4) Corporate communications
Webcasts can be a concrete platform for corporate communications of all kinds. Companies can use webcasts for internal communication. Access control features can help make certain that the right webcasts reach the right people. Webcasts can also be beneficial to interface with business partners, suppliers, stakeholders, and any other manner of corporate audience.
How Does a Webcast Work?
Creating and running a webcast involves specific hardware and software requirements. At the core is the right webcast software platform, which integrates the features you need. In terms of hardware, you can use cameras and microphones to capture real-time audio and video. You can feed the audio and video into a computer that runs the webcast software. Depending on the size and scope of the webcast, it might require one or more computers or servers. High-speed internet with high bandwidth and load-bearing capabilities is also a huge plus.
The hardware captures the media and feeds it into the webcast software. The software handles audio and video encoding duties. It then streams the live audio-visual feed to attendees, which is usually accessible through links and user credentials.
When the software receives a connection request, it starts a stream with the corresponding user. Users can access webcasts from a variety of devices. The software chooses the appropriate resolution and file size to serve, based on factors such as user screen size and bandwidth.
On A Final Note
So, what is a webcast? It can be an incredible resource for businesses if used in innovative ways. It enables them to achieve many things from a remote location instead of the in-person presence of participants. Modern webcast software also integrates essential features. These can help attendees interact, participate, and boost engagement.
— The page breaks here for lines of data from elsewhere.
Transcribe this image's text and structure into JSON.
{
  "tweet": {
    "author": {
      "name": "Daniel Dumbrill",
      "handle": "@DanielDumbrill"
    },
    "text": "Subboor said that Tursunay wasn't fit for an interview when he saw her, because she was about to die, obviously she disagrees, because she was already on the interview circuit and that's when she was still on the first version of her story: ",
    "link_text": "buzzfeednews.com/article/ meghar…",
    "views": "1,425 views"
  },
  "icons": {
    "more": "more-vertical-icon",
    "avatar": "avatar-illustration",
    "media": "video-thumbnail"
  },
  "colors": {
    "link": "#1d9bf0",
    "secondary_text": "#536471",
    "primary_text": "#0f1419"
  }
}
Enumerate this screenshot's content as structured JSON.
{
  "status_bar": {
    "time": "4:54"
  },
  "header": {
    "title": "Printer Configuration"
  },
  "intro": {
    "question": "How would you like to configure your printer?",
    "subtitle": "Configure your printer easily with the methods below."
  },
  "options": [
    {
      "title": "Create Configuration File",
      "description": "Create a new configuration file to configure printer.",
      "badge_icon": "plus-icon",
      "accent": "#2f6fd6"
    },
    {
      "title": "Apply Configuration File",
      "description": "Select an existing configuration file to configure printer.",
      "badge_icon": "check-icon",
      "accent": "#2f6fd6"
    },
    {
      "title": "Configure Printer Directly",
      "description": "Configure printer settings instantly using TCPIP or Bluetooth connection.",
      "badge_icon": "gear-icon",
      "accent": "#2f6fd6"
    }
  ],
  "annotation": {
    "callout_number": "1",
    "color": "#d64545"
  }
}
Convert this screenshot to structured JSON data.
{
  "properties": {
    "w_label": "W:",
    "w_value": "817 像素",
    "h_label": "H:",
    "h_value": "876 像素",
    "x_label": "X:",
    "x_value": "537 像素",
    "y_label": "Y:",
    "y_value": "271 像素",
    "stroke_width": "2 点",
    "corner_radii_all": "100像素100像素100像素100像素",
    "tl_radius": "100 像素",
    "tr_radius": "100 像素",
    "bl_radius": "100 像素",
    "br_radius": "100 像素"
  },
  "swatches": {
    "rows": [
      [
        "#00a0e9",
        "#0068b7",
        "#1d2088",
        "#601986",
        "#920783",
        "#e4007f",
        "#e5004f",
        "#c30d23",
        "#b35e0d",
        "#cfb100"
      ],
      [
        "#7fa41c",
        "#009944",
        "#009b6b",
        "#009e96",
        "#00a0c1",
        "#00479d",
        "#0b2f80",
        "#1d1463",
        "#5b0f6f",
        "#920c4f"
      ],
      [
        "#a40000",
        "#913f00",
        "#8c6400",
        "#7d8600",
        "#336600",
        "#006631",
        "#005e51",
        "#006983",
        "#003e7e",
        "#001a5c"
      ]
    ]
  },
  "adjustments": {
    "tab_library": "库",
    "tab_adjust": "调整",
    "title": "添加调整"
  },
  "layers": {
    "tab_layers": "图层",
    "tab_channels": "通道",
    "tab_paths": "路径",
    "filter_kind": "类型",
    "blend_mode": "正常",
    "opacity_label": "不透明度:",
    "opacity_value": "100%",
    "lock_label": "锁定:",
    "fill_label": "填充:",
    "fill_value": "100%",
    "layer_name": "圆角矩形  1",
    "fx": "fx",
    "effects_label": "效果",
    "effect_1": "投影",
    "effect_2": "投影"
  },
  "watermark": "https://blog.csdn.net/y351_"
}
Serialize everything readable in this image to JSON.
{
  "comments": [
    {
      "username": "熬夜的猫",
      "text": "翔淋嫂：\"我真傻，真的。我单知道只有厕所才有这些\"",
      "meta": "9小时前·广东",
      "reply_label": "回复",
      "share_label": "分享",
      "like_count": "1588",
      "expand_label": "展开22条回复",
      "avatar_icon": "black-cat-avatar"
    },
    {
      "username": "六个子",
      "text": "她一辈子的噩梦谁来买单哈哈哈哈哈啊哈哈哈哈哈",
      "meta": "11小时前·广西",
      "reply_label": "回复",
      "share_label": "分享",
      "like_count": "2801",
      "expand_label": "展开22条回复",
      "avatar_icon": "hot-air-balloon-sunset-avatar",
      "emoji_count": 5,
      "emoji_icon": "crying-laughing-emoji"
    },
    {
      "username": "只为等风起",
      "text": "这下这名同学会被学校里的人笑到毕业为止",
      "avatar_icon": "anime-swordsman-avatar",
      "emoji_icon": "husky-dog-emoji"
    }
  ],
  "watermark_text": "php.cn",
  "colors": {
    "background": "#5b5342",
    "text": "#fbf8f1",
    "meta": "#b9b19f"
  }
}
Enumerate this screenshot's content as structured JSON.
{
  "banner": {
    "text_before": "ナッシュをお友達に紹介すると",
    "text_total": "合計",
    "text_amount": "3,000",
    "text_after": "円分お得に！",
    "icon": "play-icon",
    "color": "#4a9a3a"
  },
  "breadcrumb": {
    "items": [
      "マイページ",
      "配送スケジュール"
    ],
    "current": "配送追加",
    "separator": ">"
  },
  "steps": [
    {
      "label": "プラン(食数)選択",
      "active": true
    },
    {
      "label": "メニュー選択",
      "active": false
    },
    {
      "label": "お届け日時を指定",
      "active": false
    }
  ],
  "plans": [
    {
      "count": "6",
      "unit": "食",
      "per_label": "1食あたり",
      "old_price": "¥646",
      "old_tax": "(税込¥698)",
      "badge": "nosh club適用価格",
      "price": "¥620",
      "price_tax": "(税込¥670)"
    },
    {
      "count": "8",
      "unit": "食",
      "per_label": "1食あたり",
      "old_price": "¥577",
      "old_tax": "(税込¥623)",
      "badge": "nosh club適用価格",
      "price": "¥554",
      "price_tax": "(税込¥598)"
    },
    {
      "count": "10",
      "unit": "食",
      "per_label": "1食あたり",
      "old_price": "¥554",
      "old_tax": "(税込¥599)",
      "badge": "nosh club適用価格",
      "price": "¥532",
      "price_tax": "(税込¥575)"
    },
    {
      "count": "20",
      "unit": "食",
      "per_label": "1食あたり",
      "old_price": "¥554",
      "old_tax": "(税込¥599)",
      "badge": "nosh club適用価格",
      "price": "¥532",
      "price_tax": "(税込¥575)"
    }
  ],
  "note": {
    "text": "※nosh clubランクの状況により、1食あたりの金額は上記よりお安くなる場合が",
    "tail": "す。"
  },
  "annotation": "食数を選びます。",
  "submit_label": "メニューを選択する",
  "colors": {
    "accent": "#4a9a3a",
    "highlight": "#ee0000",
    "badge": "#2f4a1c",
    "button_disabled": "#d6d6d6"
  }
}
With the rich insight you acquire from webcast analytics, you can construct business goals and strategies going forward. You can also get actionable feedback on marketing efforts and product launches.